Records for the task START

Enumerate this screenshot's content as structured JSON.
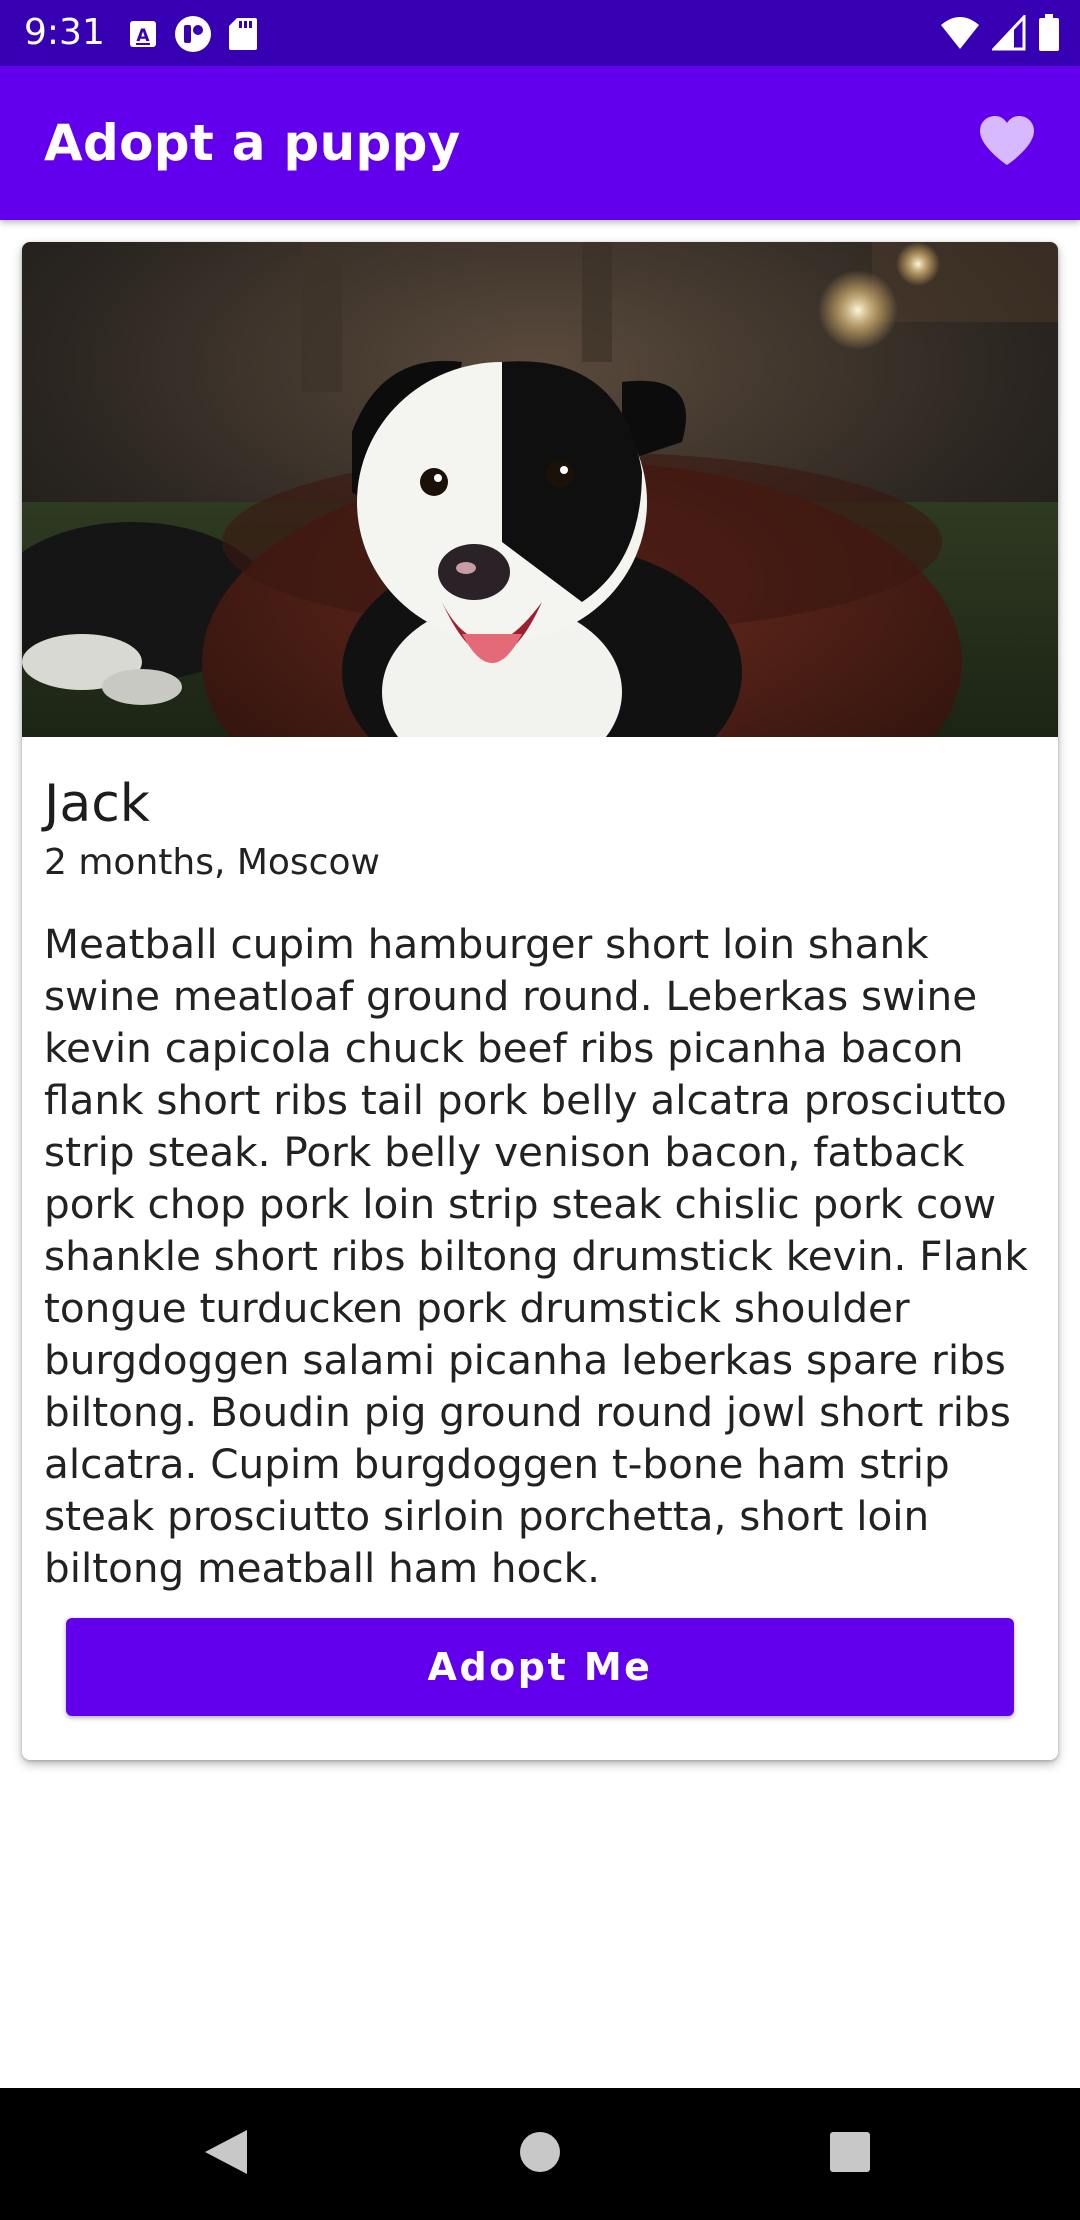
{
  "status_bar": {
    "time": "9:31",
    "left_icons": [
      "app-a-icon",
      "app-badge-icon",
      "sd-card-icon"
    ],
    "right_icons": [
      "wifi-icon",
      "cell-signal-icon",
      "battery-icon"
    ]
  },
  "app_bar": {
    "title": "Adopt a puppy",
    "favorite_icon": "heart-icon"
  },
  "puppy": {
    "photo_icon": "puppy-photo",
    "name": "Jack",
    "meta": "2 months, Moscow",
    "description": "Meatball cupim hamburger short loin shank swine meatloaf ground round. Leberkas swine kevin capicola chuck beef ribs picanha bacon flank short ribs tail pork belly alcatra prosciutto strip steak. Pork belly venison bacon, fatback pork chop pork loin strip steak chislic pork cow shankle short ribs biltong drumstick kevin. Flank tongue turducken pork drumstick shoulder burgdoggen salami picanha leberkas spare ribs biltong. Boudin pig ground round jowl short ribs alcatra. Cupim burgdoggen t-bone ham strip steak prosciutto sirloin porchetta, short loin biltong meatball ham hock.",
    "adopt_label": "Adopt Me"
  },
  "nav_bar": {
    "back_icon": "back-icon",
    "home_icon": "home-icon",
    "recents_icon": "recents-icon"
  },
  "colors": {
    "status_bar": "#3700b3",
    "primary": "#6200ee",
    "heart": "#d7b9ff",
    "nav_bar": "#000000",
    "nav_icons": "#c8c8c8"
  }
}
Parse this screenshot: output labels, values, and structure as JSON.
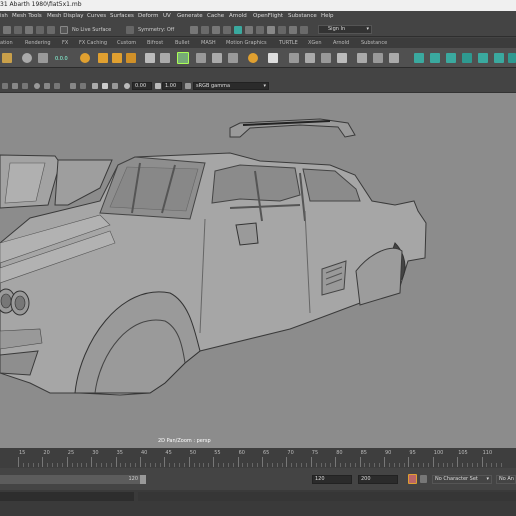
{
  "window": {
    "title": "31 Abarth 1980\\fiat5x1.mb"
  },
  "menu": [
    "ish",
    "Mesh Tools",
    "Mesh Display",
    "Curves",
    "Surfaces",
    "Deform",
    "UV",
    "Generate",
    "Cache",
    "Arnold",
    "OpenFlight",
    "Substance",
    "Help"
  ],
  "status_line": {
    "live_surface": "No Live Surface",
    "symmetry": "Symmetry: Off",
    "sign_in": "Sign In"
  },
  "shelf_tabs": [
    "ation",
    "Rendering",
    "FX",
    "FX Caching",
    "Custom",
    "Bifrost",
    "Bullet",
    "MASH",
    "Motion Graphics",
    "TURTLE",
    "XGen",
    "Arnold",
    "Substance"
  ],
  "shelf": {
    "counter": "0.0.0"
  },
  "panel_toolbar": {
    "value_a": "0.00",
    "value_b": "1.00",
    "colorspace": "sRGB gamma"
  },
  "viewport": {
    "label": "2D Pan/Zoom : persp"
  },
  "timeline": {
    "ticks": [
      "15",
      "20",
      "25",
      "30",
      "35",
      "40",
      "45",
      "50",
      "55",
      "60",
      "65",
      "70",
      "75",
      "80",
      "85",
      "90",
      "95",
      "100",
      "105",
      "110"
    ]
  },
  "range": {
    "current_end": "120",
    "end": "120",
    "max": "200",
    "character_set": "No Character Set",
    "anim_layer": "No An"
  },
  "colors": {
    "accent_teal": "#3aa99f",
    "accent_orange": "#e0a030",
    "viewport_bg": "#8c8c8c"
  }
}
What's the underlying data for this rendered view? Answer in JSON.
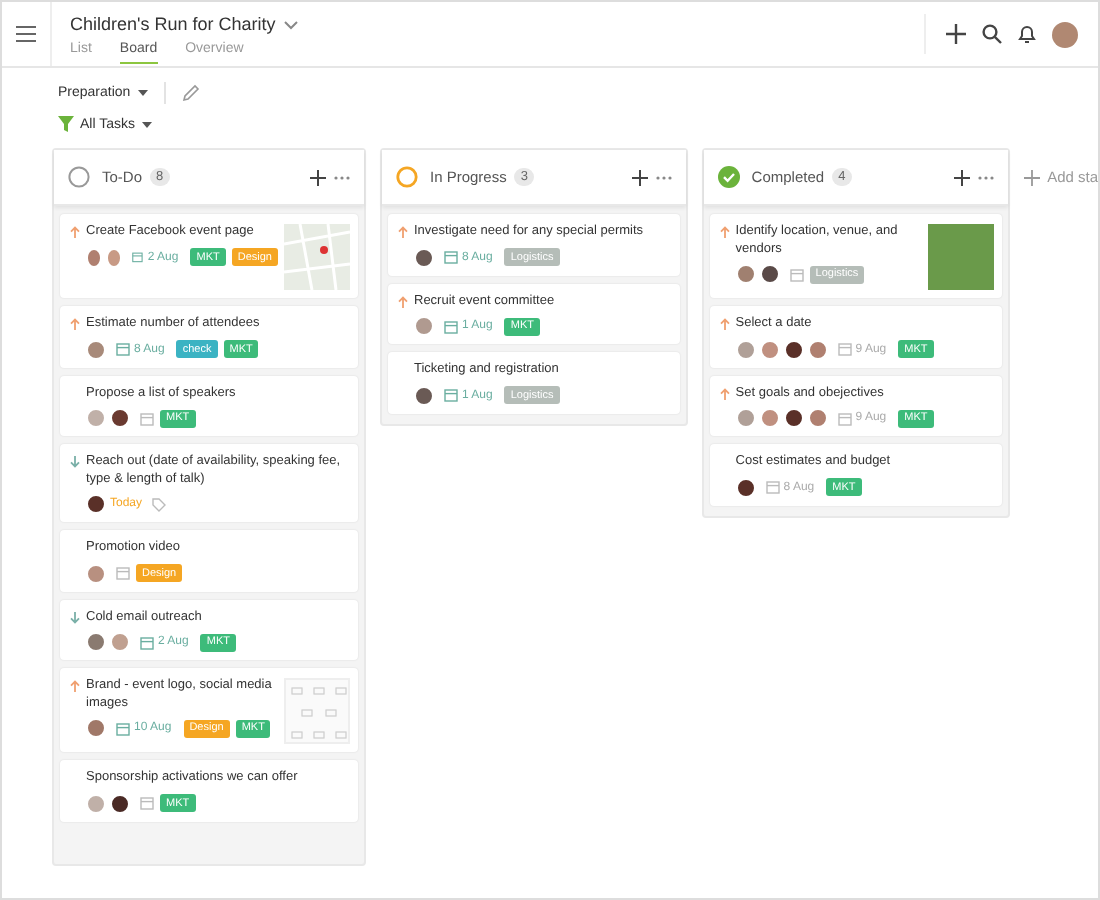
{
  "project": {
    "title": "Children's Run for Charity"
  },
  "tabs": [
    {
      "label": "List",
      "selected": false
    },
    {
      "label": "Board",
      "selected": true
    },
    {
      "label": "Overview",
      "selected": false
    }
  ],
  "section": {
    "label": "Preparation"
  },
  "filter": {
    "label": "All Tasks"
  },
  "columns": [
    {
      "title": "To-Do",
      "count": "8",
      "kind": "todo",
      "cards": [
        {
          "title": "Create Facebook event page",
          "priority_high": true,
          "priority_low": false,
          "avatars": [
            {
              "color": "#b08070"
            },
            {
              "color": "#c89a85"
            }
          ],
          "date": "2 Aug",
          "due_today": false,
          "tags": [
            {
              "label": "MKT",
              "color": "#3dbb7a"
            },
            {
              "label": "Design",
              "color": "#f5a623"
            }
          ],
          "attachment": {
            "kind": "map"
          }
        },
        {
          "title": "Estimate number of attendees",
          "priority_high": true,
          "priority_low": false,
          "avatars": [
            {
              "color": "#a88a7a"
            }
          ],
          "date": "8 Aug",
          "due_today": false,
          "tags": [
            {
              "label": "check",
              "color": "#3bb3c3"
            },
            {
              "label": "MKT",
              "color": "#3dbb7a"
            }
          ]
        },
        {
          "title": "Propose a list of speakers",
          "priority_high": false,
          "priority_low": false,
          "avatars": [
            {
              "color": "#c0b0a8"
            },
            {
              "color": "#6a3a30"
            }
          ],
          "due_today": false,
          "tags": [
            {
              "label": "MKT",
              "color": "#3dbb7a"
            }
          ]
        },
        {
          "title": "Reach out (date of availability, speaking fee, type & length of talk)",
          "priority_high": false,
          "priority_low": true,
          "avatars": [
            {
              "color": "#5a3028"
            }
          ],
          "date": "Today",
          "due_today": true
        },
        {
          "title": "Promotion video",
          "priority_high": false,
          "priority_low": false,
          "avatars": [
            {
              "color": "#b89080"
            }
          ],
          "due_today": false,
          "tags": [
            {
              "label": "Design",
              "color": "#f5a623"
            }
          ]
        },
        {
          "title": "Cold email outreach",
          "priority_high": false,
          "priority_low": true,
          "avatars": [
            {
              "color": "#8a7a70"
            },
            {
              "color": "#c0a090"
            }
          ],
          "date": "2 Aug",
          "due_today": false,
          "tags": [
            {
              "label": "MKT",
              "color": "#3dbb7a"
            }
          ]
        },
        {
          "title": "Brand - event logo, social media images",
          "priority_high": true,
          "priority_low": false,
          "avatars": [
            {
              "color": "#a07868"
            }
          ],
          "date": "10 Aug",
          "due_today": false,
          "tags": [
            {
              "label": "Design",
              "color": "#f5a623"
            },
            {
              "label": "MKT",
              "color": "#3dbb7a"
            }
          ],
          "attachment": {
            "kind": "sketch"
          }
        },
        {
          "title": "Sponsorship activations we can offer",
          "priority_high": false,
          "priority_low": false,
          "avatars": [
            {
              "color": "#c0b0a8"
            },
            {
              "color": "#4a2a25"
            }
          ],
          "due_today": false,
          "tags": [
            {
              "label": "MKT",
              "color": "#3dbb7a"
            }
          ]
        }
      ]
    },
    {
      "title": "In Progress",
      "count": "3",
      "kind": "progress",
      "cards": [
        {
          "title": "Investigate need for any special permits",
          "priority_high": true,
          "priority_low": false,
          "avatars": [
            {
              "color": "#6a5a55"
            }
          ],
          "date": "8 Aug",
          "due_today": false,
          "tags": [
            {
              "label": "Logistics",
              "color": "#b5bdb8"
            }
          ]
        },
        {
          "title": "Recruit event committee",
          "priority_high": true,
          "priority_low": false,
          "avatars": [
            {
              "color": "#b09a90"
            }
          ],
          "date": "1 Aug",
          "due_today": false,
          "tags": [
            {
              "label": "MKT",
              "color": "#3dbb7a"
            }
          ]
        },
        {
          "title": "Ticketing and registration",
          "priority_high": false,
          "priority_low": false,
          "avatars": [
            {
              "color": "#6a5a55"
            }
          ],
          "date": "1 Aug",
          "due_today": false,
          "tags": [
            {
              "label": "Logistics",
              "color": "#b5bdb8"
            }
          ]
        }
      ]
    },
    {
      "title": "Completed",
      "count": "4",
      "kind": "done",
      "cards": [
        {
          "title": "Identify location, venue, and vendors",
          "priority_high": true,
          "priority_low": false,
          "avatars": [
            {
              "color": "#a08070"
            },
            {
              "color": "#5a4a48"
            }
          ],
          "due_today": false,
          "tags": [
            {
              "label": "Logistics",
              "color": "#b5bdb8"
            }
          ],
          "attachment": {
            "kind": "photo"
          }
        },
        {
          "title": "Select a date",
          "priority_high": true,
          "priority_low": false,
          "avatars": [
            {
              "color": "#b0a098"
            },
            {
              "color": "#c09080"
            },
            {
              "color": "#5a3028"
            },
            {
              "color": "#b08070"
            }
          ],
          "date": "9 Aug",
          "due_today": false,
          "tags": [
            {
              "label": "MKT",
              "color": "#3dbb7a"
            }
          ]
        },
        {
          "title": "Set goals and obejectives",
          "priority_high": true,
          "priority_low": false,
          "avatars": [
            {
              "color": "#b0a098"
            },
            {
              "color": "#c09080"
            },
            {
              "color": "#5a3028"
            },
            {
              "color": "#b08070"
            }
          ],
          "date": "9 Aug",
          "due_today": false,
          "tags": [
            {
              "label": "MKT",
              "color": "#3dbb7a"
            }
          ]
        },
        {
          "title": "Cost estimates and budget",
          "priority_high": false,
          "priority_low": false,
          "avatars": [
            {
              "color": "#5a3028"
            }
          ],
          "date": "8 Aug",
          "due_today": false,
          "tags": [
            {
              "label": "MKT",
              "color": "#3dbb7a"
            }
          ]
        }
      ]
    }
  ],
  "add_stage": {
    "label": "Add sta"
  }
}
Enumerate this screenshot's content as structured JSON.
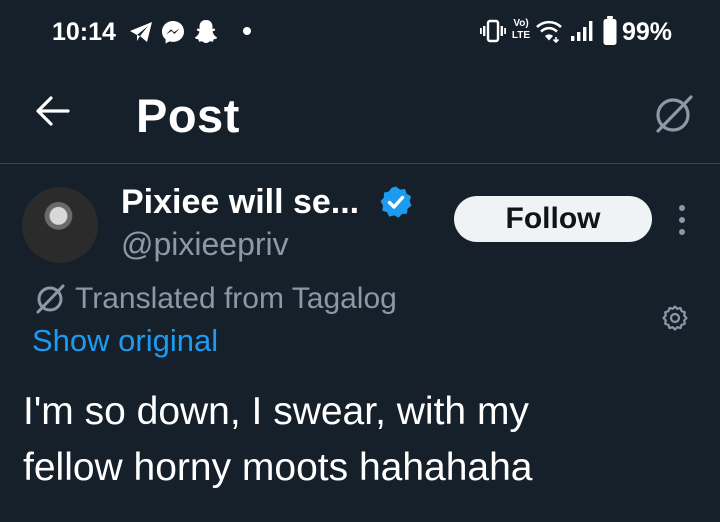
{
  "status_bar": {
    "time": "10:14",
    "battery": "99%",
    "left_icons": [
      "telegram-icon",
      "messenger-icon",
      "snapchat-icon",
      "dot-icon"
    ],
    "right_icons": [
      "vibrate-icon",
      "volte-icon",
      "wifi-icon",
      "signal-icon",
      "battery-icon"
    ],
    "volte_top": "Vo)",
    "volte_bottom": "LTE"
  },
  "header": {
    "title": "Post",
    "back_icon": "back-arrow-icon",
    "action_icon": "translate-icon"
  },
  "author": {
    "display_name": "Pixiee will se...",
    "handle": "@pixieepriv",
    "verified": true,
    "follow_label": "Follow"
  },
  "translation": {
    "label": "Translated from Tagalog",
    "show_original": "Show original"
  },
  "post": {
    "line1": "I'm so down, I swear, with my",
    "line2": "fellow horny moots hahahaha"
  },
  "colors": {
    "background": "#15202b",
    "accent": "#1d9bf0",
    "secondary_text": "#8b98a5",
    "follow_bg": "#eff3f4"
  }
}
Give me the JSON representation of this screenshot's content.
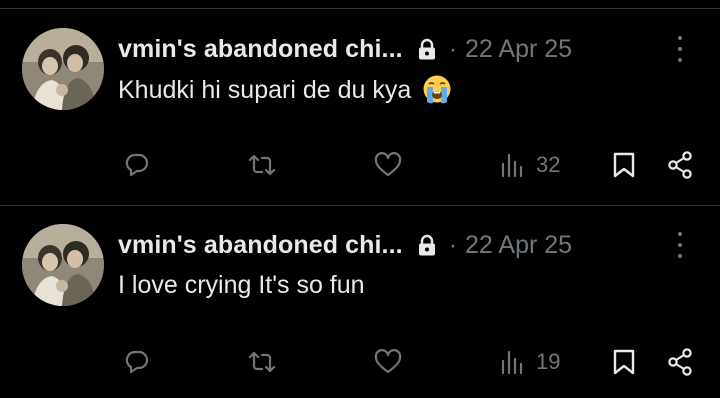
{
  "tweets": [
    {
      "display_name": "vmin's abandoned chi...",
      "separator": "·",
      "date": "22 Apr 25",
      "text": "Khudki hi supari de du kya",
      "emoji": "loudly-crying-face",
      "views": "32"
    },
    {
      "display_name": "vmin's abandoned chi...",
      "separator": "·",
      "date": "22 Apr 25",
      "text": "I love crying It's so fun",
      "views": "19"
    }
  ],
  "colors": {
    "background": "#000000",
    "primary_text": "#e7e9ea",
    "secondary_text": "#71767b",
    "divider": "#2f3336"
  },
  "icons": [
    "lock-icon",
    "more-icon",
    "reply-icon",
    "retweet-icon",
    "like-icon",
    "views-icon",
    "bookmark-icon",
    "share-icon"
  ]
}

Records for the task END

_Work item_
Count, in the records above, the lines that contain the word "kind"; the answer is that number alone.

_Task solution_
6